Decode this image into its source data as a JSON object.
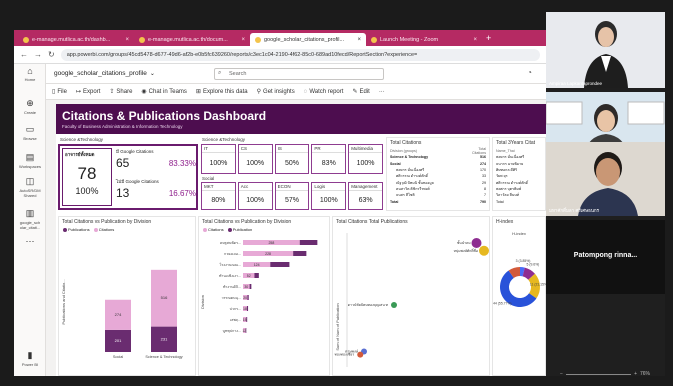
{
  "browser": {
    "tabs": [
      {
        "title": "e-manage.mutlica.ac.th/dashb...",
        "active": false
      },
      {
        "title": "e-manage.mutlica.ac.th/docum...",
        "active": false
      },
      {
        "title": "google_scholar_citations_profil...",
        "active": true
      },
      {
        "title": "Launch Meeting - Zoom",
        "active": false
      }
    ],
    "new_tab": "+",
    "url": "app.powerbi.com/groups/45cd5478-d677-49d6-af2b-e0b5fc639260/reports/c3ec1c04-2190-4f62-85c0-689ad10fecd/ReportSection?experience="
  },
  "powerbi": {
    "report_name": "google_scholar_citations_profile",
    "search_placeholder": "Search",
    "rail": [
      {
        "icon": "home-icon",
        "glyph": "⌂",
        "label": "Home"
      },
      {
        "icon": "create-icon",
        "glyph": "⊕",
        "label": "Create"
      },
      {
        "icon": "browse-icon",
        "glyph": "▭",
        "label": "Browse"
      },
      {
        "icon": "workspaces-icon",
        "glyph": "▤",
        "label": "Workspaces"
      },
      {
        "icon": "dataset-icon",
        "glyph": "◫",
        "label": "AutoSR/DM Shared"
      },
      {
        "icon": "report-icon",
        "glyph": "▥",
        "label": "google_sch olar_citati..."
      },
      {
        "icon": "more-icon",
        "glyph": "⋯",
        "label": ""
      },
      {
        "icon": "powerbi-icon",
        "glyph": "▮",
        "label": "Power BI"
      }
    ],
    "toolbar": [
      "File",
      "Export",
      "Share",
      "Chat in Teams",
      "Explore this data",
      "Get insights",
      "Watch report",
      "Edit",
      "···"
    ]
  },
  "dashboard": {
    "title": "Citations & Publications Dashboard",
    "subtitle": "Faculty of Business Administration & Information Technology",
    "left_card": {
      "section": "Science &Technology",
      "thai_label": "อาจารย์ทั้งหมด",
      "total": "78",
      "total_pct": "100%",
      "with_label": "มี Google Citations",
      "with_count": "65",
      "with_pct": "83.33%",
      "without_label": "ไม่มี Google Citations",
      "without_count": "13",
      "without_pct": "16.67%"
    },
    "sci_section": "Science &Technology",
    "sci_depts": [
      {
        "name": "IT",
        "value": "100%"
      },
      {
        "name": "CS",
        "value": "100%"
      },
      {
        "name": "IS",
        "value": "50%"
      },
      {
        "name": "PR",
        "value": "83%"
      },
      {
        "name": "Multimedia",
        "value": "100%"
      }
    ],
    "social_section": "Social",
    "social_depts": [
      {
        "name": "MKT",
        "value": "80%"
      },
      {
        "name": "Acc",
        "value": "100%"
      },
      {
        "name": "ECON",
        "value": "57%"
      },
      {
        "name": "Logis",
        "value": "100%"
      },
      {
        "name": "Management",
        "value": "63%"
      }
    ],
    "total_citations": {
      "title": "Total Citations",
      "col1": "Division (groups)",
      "col2": "Total Citations",
      "rows": [
        {
          "name": "Science & Technology",
          "value": "516",
          "bold": true
        },
        {
          "name": "Social",
          "value": "274",
          "bold": true
        },
        {
          "name": "พงษกร มั่นเนื่องศรี",
          "value": "170",
          "bold": false
        },
        {
          "name": "ศศิวรรณ ดำรงค์ศักดิ์",
          "value": "33",
          "bold": false
        },
        {
          "name": "ณัฐวุฒิ ปัทมนิ ชั้นทองมูล",
          "value": "29",
          "bold": false
        },
        {
          "name": "คนสาวิต ติชิกรวีรพงศ์",
          "value": "8",
          "bold": false
        },
        {
          "name": "ธนสร สีโชติ",
          "value": "7",
          "bold": false
        },
        {
          "name": "Total",
          "value": "790",
          "bold": true
        }
      ]
    },
    "top3": {
      "title": "Total 3Years Citat",
      "col": "Name_Thai",
      "rows": [
        "พงษกร มั่นเนื่องศรี",
        "ธนากร ฉายพิมาย",
        "ศิษทอกล ดีศิริ",
        "วัยพ ยุร",
        "ศศิวรรณ ดำรงค์ศักดิ์",
        "พงศกร บุตรพิมพ์",
        "วิลาวัลย สีนนท์",
        "Total"
      ]
    },
    "chart1": {
      "title": "Total Citations vs Publication by Division",
      "legend": [
        "Publications",
        "Citations"
      ]
    },
    "chart2": {
      "title": "Total Citations vs Publication by Division",
      "legend": [
        "Citations",
        "Publication"
      ]
    },
    "chart3": {
      "title": "Total Citations Total Publications"
    },
    "chart4": {
      "title": "H-index",
      "legend_label": "H-index"
    }
  },
  "chart_data": [
    {
      "type": "bar",
      "title": "Total Citations vs Publication by Division",
      "categories": [
        "Social",
        "Science & Technology"
      ],
      "series": [
        {
          "name": "Publications",
          "values": [
            201,
            231
          ]
        },
        {
          "name": "Citations",
          "values": [
            274,
            516
          ]
        }
      ],
      "xlabel": "",
      "ylabel": "Publications and Citatio..."
    },
    {
      "type": "bar",
      "title": "Total Citations vs Publication by Division",
      "categories": [
        "ดษฐสนพัดร...",
        "กวยอเจอ...",
        "โรงงานณณ...",
        "ทำนงเชิงเงา...",
        "ทำงานดิจิ...",
        "วรรณคนนุ...",
        "ปวกร...",
        "เสพฤ...",
        "บูทชุปกาง..."
      ],
      "series": [
        {
          "name": "Citations",
          "values": [
            258,
            228,
            124,
            52,
            30,
            20,
            18,
            15,
            12
          ]
        },
        {
          "name": "Publication",
          "values": [
            80,
            60,
            87,
            20,
            8,
            6,
            5,
            4,
            3
          ]
        }
      ],
      "ylabel": "Division"
    },
    {
      "type": "scatter",
      "title": "Total Citations Total Publications",
      "ylabel": "Sum of Num of Publication",
      "points": [
        {
          "label": "ชั้นนำลม",
          "x": 170,
          "y": 80
        },
        {
          "label": "หนุ่มพงษ์ศักดิ์ซื่อ",
          "x": 180,
          "y": 75
        },
        {
          "label": "ดาวน์ชัยปัตนทองบุญเสน ท",
          "x": 60,
          "y": 40
        },
        {
          "label": "ดาษพงษ์",
          "x": 20,
          "y": 10
        },
        {
          "label": "ทองทองเชียร",
          "x": 15,
          "y": 8
        }
      ]
    },
    {
      "type": "pie",
      "title": "H-index",
      "slices": [
        {
          "label": "3 (3.85%)",
          "value": 3.85
        },
        {
          "label": "5 (9.6%)",
          "value": 9.6
        },
        {
          "label": "11 (21.15%)",
          "value": 21.15
        },
        {
          "label": "44 (55.77%)",
          "value": 55.77
        },
        {
          "label": "other",
          "value": 9.63
        }
      ]
    }
  ],
  "participants": [
    {
      "name": "Ampiraa Lapkantaprondee"
    },
    {
      "name": "Sanaphon Ayuwaraskun"
    },
    {
      "name": "มหาศักดิ์มลา ศรีเศษธนกร"
    },
    {
      "name": "Patompong rinna..."
    }
  ],
  "status": {
    "zoom": "76%"
  }
}
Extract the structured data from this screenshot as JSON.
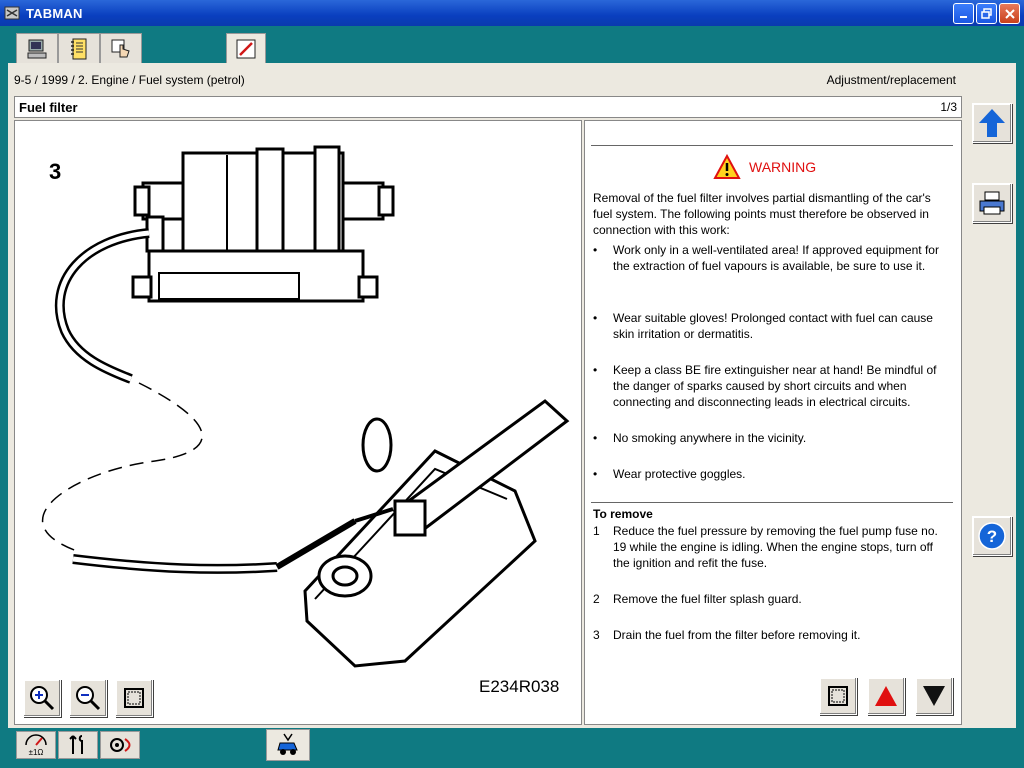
{
  "window": {
    "title": "TABMAN"
  },
  "breadcrumb": {
    "path": "9-5 / 1999 / 2. Engine / Fuel system (petrol)",
    "mode": "Adjustment/replacement"
  },
  "header": {
    "title": "Fuel filter",
    "page": "1/3"
  },
  "figure": {
    "number": "3",
    "code": "E234R038"
  },
  "warning": {
    "label": "WARNING",
    "intro": "Removal of the fuel filter involves partial dismantling of the car's fuel system. The following points must therefore be observed in connection with this work:",
    "bullets": [
      "Work only in a well-ventilated area! If approved equipment for the extraction of fuel vapours is available, be sure to use it.",
      "Wear suitable gloves! Prolonged contact with fuel can cause skin irritation or dermatitis.",
      "Keep a class BE fire extinguisher near at hand! Be mindful of the danger of sparks caused by short circuits and when connecting and disconnecting leads in electrical circuits.",
      "No smoking anywhere in the vicinity.",
      "Wear protective goggles."
    ]
  },
  "procedure": {
    "title": "To remove",
    "steps": [
      {
        "n": "1",
        "text": "Reduce the fuel pressure by removing the fuel pump fuse no. 19 while the engine is idling. When the engine stops, turn off the ignition and refit the fuse."
      },
      {
        "n": "2",
        "text": "Remove the fuel filter splash guard."
      },
      {
        "n": "3",
        "text": "Drain the fuel from the filter before removing it."
      }
    ]
  },
  "colors": {
    "desktop": "#0f7a82",
    "titlebar": "#0a3fbf",
    "warning_red": "#e01010",
    "accent_blue": "#1565d8"
  },
  "icons": {
    "top_tabs": [
      "computer-icon",
      "notebook-icon",
      "hand-pointer-icon",
      "pencil-edit-icon"
    ],
    "bottom_tabs": [
      "multimeter-icon",
      "wrench-icon",
      "diagnostic-icon",
      "car-service-icon"
    ],
    "sidebar": [
      "arrow-up-icon",
      "printer-icon",
      "help-icon"
    ]
  }
}
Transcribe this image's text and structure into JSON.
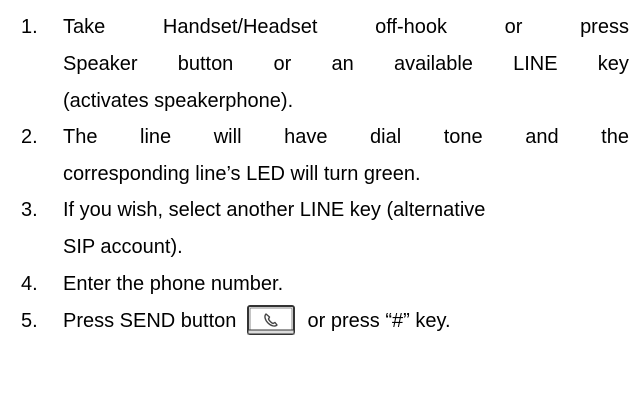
{
  "steps": [
    {
      "number": "1.",
      "line1_words": [
        "Take",
        "Handset/Headset",
        "off-hook",
        "or",
        "press"
      ],
      "line2_words": [
        "Speaker",
        "button",
        "or",
        "an",
        "available",
        "LINE",
        "key"
      ],
      "line3": "(activates speakerphone)."
    },
    {
      "number": "2.",
      "line1_words": [
        "The",
        "line",
        "will",
        "have",
        "dial",
        "tone",
        "and",
        "the"
      ],
      "line2": "corresponding line’s LED will turn green."
    },
    {
      "number": "3.",
      "line1": "If you wish, select another LINE key (alternative",
      "line2": "SIP account)."
    },
    {
      "number": "4.",
      "line1": "Enter the phone number."
    },
    {
      "number": "5.",
      "text_before": "Press SEND button",
      "text_after": "or press “#” key.",
      "icon": "handset-send-icon"
    }
  ]
}
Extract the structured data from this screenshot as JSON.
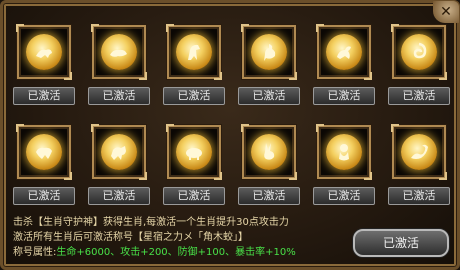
{
  "close_label": "✕",
  "slots": [
    {
      "icon": "tiger-icon",
      "button": "已激活"
    },
    {
      "icon": "rat-icon",
      "button": "已激活"
    },
    {
      "icon": "horse-icon",
      "button": "已激活"
    },
    {
      "icon": "rooster-icon",
      "button": "已激活"
    },
    {
      "icon": "goat-icon",
      "button": "已激活"
    },
    {
      "icon": "snake-icon",
      "button": "已激活"
    },
    {
      "icon": "ox-icon",
      "button": "已激活"
    },
    {
      "icon": "dog-icon",
      "button": "已激活"
    },
    {
      "icon": "pig-icon",
      "button": "已激活"
    },
    {
      "icon": "rabbit-icon",
      "button": "已激活"
    },
    {
      "icon": "monkey-icon",
      "button": "已激活"
    },
    {
      "icon": "dragon-icon",
      "button": "已激活"
    }
  ],
  "info": {
    "line1_prefix": "击杀【生肖守护神】获得生肖,每激活一个生肖提升30点攻击力",
    "line2": "激活所有生肖后可激活称号【星宿之力メ「角木蛟」】",
    "line3_label": "称号属性:",
    "line3_values": "生命+6000、攻击+200、防御+100、暴击率+10%"
  },
  "main_button": "已激活",
  "colors": {
    "text_gold": "#e6d6a8",
    "text_green": "#48e048",
    "frame": "#6b4f2a"
  }
}
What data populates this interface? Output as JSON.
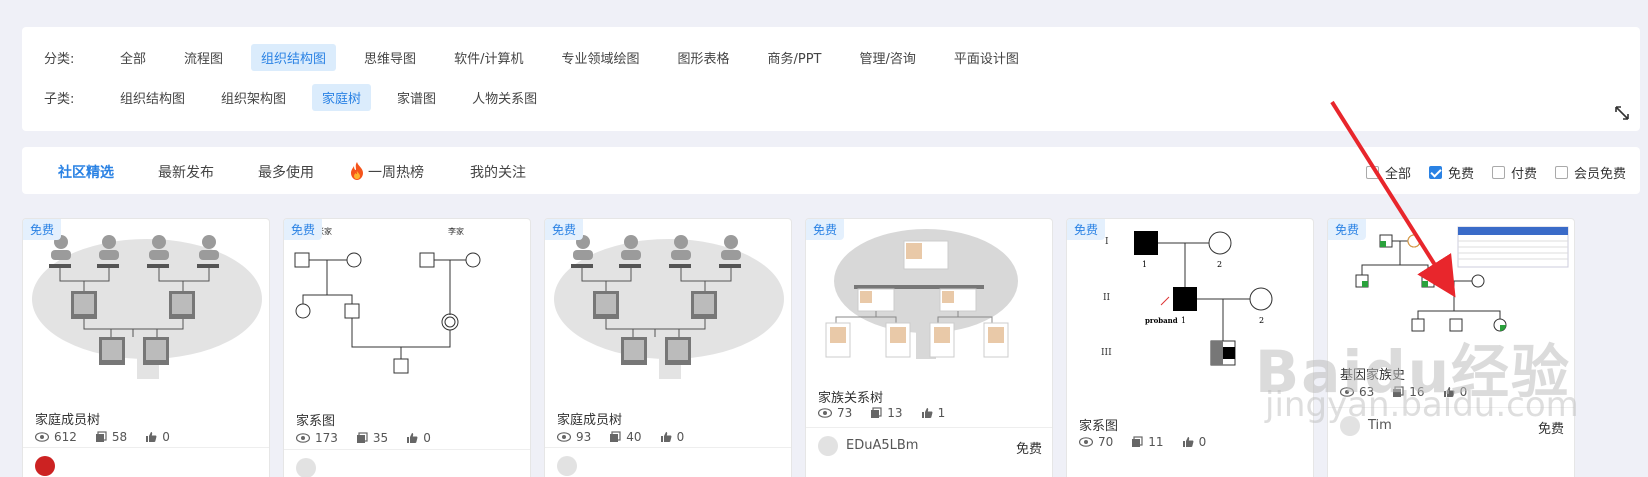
{
  "categories": {
    "label": "分类:",
    "items": [
      "全部",
      "流程图",
      "组织结构图",
      "思维导图",
      "软件/计算机",
      "专业领域绘图",
      "图形表格",
      "商务/PPT",
      "管理/咨询",
      "平面设计图"
    ],
    "active": "组织结构图"
  },
  "subcategories": {
    "label": "子类:",
    "items": [
      "组织结构图",
      "组织架构图",
      "家庭树",
      "家谱图",
      "人物关系图"
    ],
    "active": "家庭树"
  },
  "tabs": [
    "社区精选",
    "最新发布",
    "最多使用",
    "一周热榜",
    "我的关注"
  ],
  "filters": {
    "all": "全部",
    "free": "免费",
    "paid": "付费",
    "member_free": "会员免费"
  },
  "cards": [
    {
      "badge": "免费",
      "title": "家庭成员树",
      "views": "612",
      "copies": "58",
      "likes": "0",
      "author": "",
      "price": ""
    },
    {
      "badge": "免费",
      "title": "家系图",
      "views": "173",
      "copies": "35",
      "likes": "0",
      "author": "",
      "price": ""
    },
    {
      "badge": "免费",
      "title": "家庭成员树",
      "views": "93",
      "copies": "40",
      "likes": "0",
      "author": "",
      "price": ""
    },
    {
      "badge": "免费",
      "title": "家族关系树",
      "views": "73",
      "copies": "13",
      "likes": "1",
      "author": "EDuA5LBm",
      "price": "免费"
    },
    {
      "badge": "免费",
      "title": "家系图",
      "views": "70",
      "copies": "11",
      "likes": "0",
      "author": "",
      "price": ""
    },
    {
      "badge": "免费",
      "title": "基因家族史",
      "views": "63",
      "copies": "16",
      "likes": "0",
      "author": "Tim",
      "price": "免费"
    }
  ],
  "thumb_text": {
    "zhang": "张家",
    "li": "李家",
    "gen1": "I",
    "gen2": "II",
    "gen3": "III",
    "n1": "1",
    "n2": "2",
    "proband": "proband"
  },
  "watermark": {
    "logo": "Baidu经验",
    "url": "jingyan.baidu.com"
  },
  "colors": {
    "accent": "#2a82e4",
    "active_bg": "#dbecfc",
    "arrow": "#e8262c",
    "page_bg": "#eff0f7"
  }
}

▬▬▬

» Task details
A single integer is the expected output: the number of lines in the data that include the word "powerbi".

» Completed exercise
3